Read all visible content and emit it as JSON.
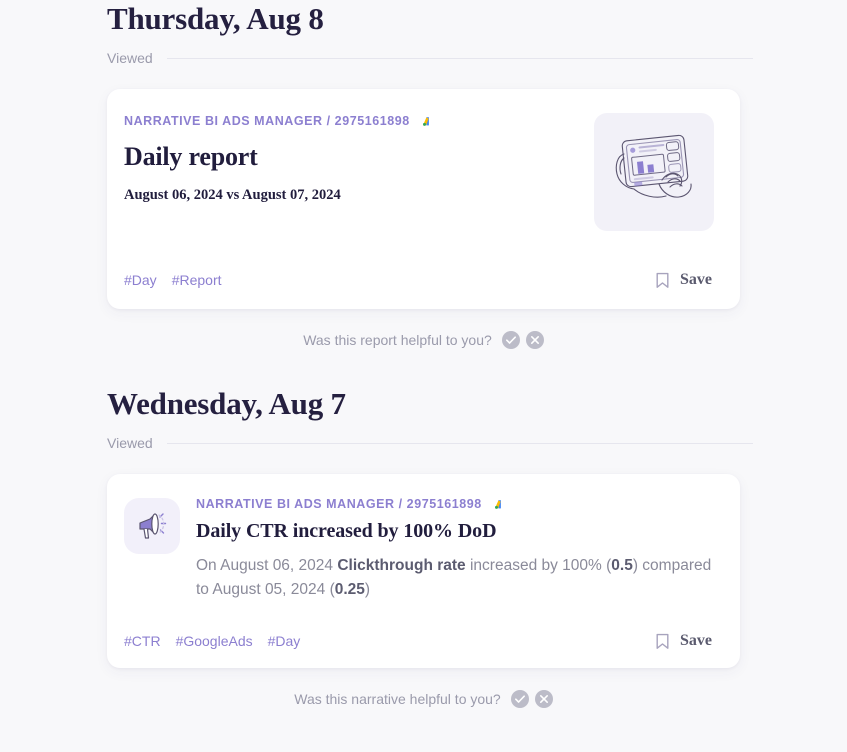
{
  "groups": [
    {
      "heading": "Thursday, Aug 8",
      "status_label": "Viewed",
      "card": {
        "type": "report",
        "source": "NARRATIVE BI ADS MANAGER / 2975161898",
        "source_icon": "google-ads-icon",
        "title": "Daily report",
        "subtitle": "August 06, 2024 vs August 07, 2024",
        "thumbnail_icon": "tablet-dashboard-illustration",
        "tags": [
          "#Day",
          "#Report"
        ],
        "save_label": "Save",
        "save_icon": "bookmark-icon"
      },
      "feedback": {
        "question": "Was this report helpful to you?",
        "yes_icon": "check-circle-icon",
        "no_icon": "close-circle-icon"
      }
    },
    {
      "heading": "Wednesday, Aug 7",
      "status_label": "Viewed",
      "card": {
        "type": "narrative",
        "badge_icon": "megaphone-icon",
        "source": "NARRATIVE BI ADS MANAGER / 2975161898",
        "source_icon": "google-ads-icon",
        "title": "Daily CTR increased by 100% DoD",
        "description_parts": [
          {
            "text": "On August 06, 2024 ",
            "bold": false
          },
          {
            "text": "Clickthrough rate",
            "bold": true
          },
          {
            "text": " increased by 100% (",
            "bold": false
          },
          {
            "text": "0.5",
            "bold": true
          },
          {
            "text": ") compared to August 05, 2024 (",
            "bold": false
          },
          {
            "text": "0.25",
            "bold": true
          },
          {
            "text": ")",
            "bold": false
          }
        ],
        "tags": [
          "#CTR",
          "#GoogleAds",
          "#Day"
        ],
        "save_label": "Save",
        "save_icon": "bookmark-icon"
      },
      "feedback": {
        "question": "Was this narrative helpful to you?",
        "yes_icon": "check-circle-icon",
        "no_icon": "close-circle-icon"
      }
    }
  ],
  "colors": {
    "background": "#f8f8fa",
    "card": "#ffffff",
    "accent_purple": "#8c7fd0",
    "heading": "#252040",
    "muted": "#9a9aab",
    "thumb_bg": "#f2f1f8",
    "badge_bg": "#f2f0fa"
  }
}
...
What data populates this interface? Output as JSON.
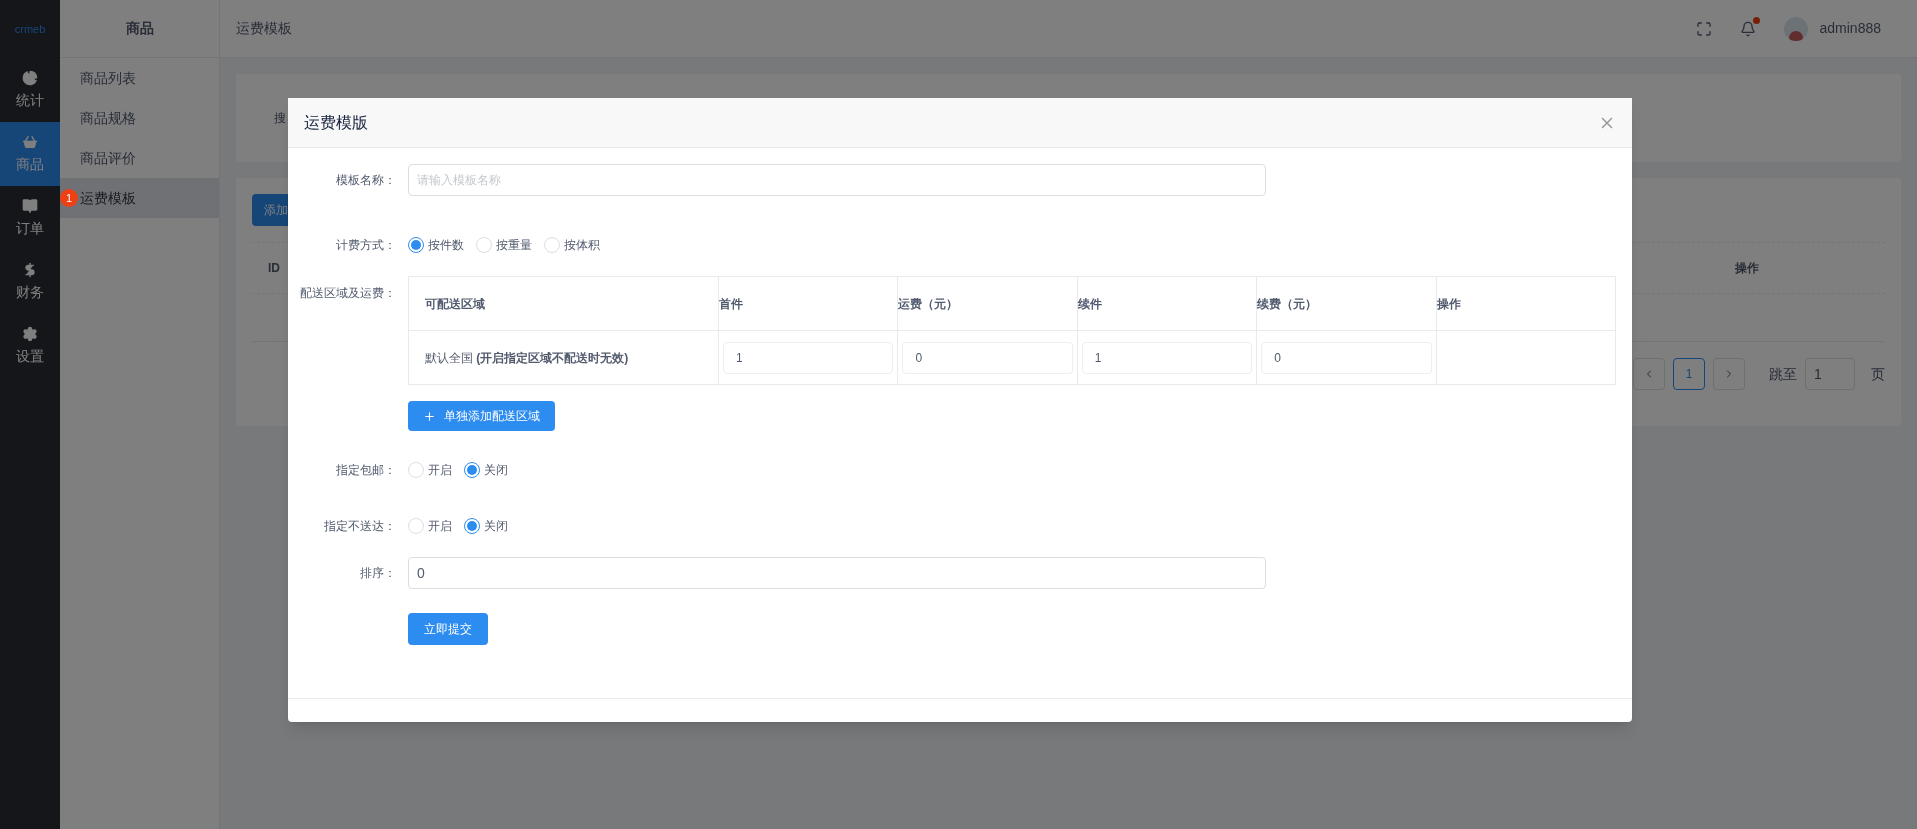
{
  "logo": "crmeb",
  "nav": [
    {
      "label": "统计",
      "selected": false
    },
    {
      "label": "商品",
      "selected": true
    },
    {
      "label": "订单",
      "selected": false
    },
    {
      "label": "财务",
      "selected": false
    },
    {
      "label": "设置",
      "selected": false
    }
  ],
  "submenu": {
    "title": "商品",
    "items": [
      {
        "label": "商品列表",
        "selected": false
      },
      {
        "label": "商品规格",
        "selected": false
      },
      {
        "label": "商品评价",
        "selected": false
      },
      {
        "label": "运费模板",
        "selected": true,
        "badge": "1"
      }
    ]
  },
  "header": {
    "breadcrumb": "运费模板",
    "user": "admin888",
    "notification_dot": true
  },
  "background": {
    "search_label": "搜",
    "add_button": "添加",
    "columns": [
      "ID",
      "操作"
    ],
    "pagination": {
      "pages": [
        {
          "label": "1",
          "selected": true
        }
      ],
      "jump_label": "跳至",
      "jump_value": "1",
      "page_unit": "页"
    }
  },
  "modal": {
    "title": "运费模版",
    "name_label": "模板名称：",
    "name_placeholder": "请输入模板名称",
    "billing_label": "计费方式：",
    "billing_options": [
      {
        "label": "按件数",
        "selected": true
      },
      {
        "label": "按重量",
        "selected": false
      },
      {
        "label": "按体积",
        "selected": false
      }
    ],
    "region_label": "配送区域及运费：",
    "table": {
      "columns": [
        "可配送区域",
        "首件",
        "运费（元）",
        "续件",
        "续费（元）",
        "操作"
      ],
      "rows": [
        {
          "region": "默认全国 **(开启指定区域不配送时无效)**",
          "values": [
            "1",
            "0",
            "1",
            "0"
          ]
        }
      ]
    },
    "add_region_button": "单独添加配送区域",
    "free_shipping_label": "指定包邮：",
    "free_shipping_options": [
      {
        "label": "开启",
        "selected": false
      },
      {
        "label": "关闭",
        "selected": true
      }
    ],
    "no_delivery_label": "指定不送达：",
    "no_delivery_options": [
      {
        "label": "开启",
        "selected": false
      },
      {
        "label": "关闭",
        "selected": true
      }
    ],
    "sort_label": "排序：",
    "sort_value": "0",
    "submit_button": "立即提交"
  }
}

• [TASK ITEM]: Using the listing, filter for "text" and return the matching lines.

• [OUTPUT FOR THIS EXERCISE]:
            "text": "On August 06, 2024 ",
            "text": "Clickthrough rate",
            "text": " increased by 100% (",
            "text": "0.5",
            "text": ") compared to August 05, 2024 (",
            "text": "0.25",
            "text": ")",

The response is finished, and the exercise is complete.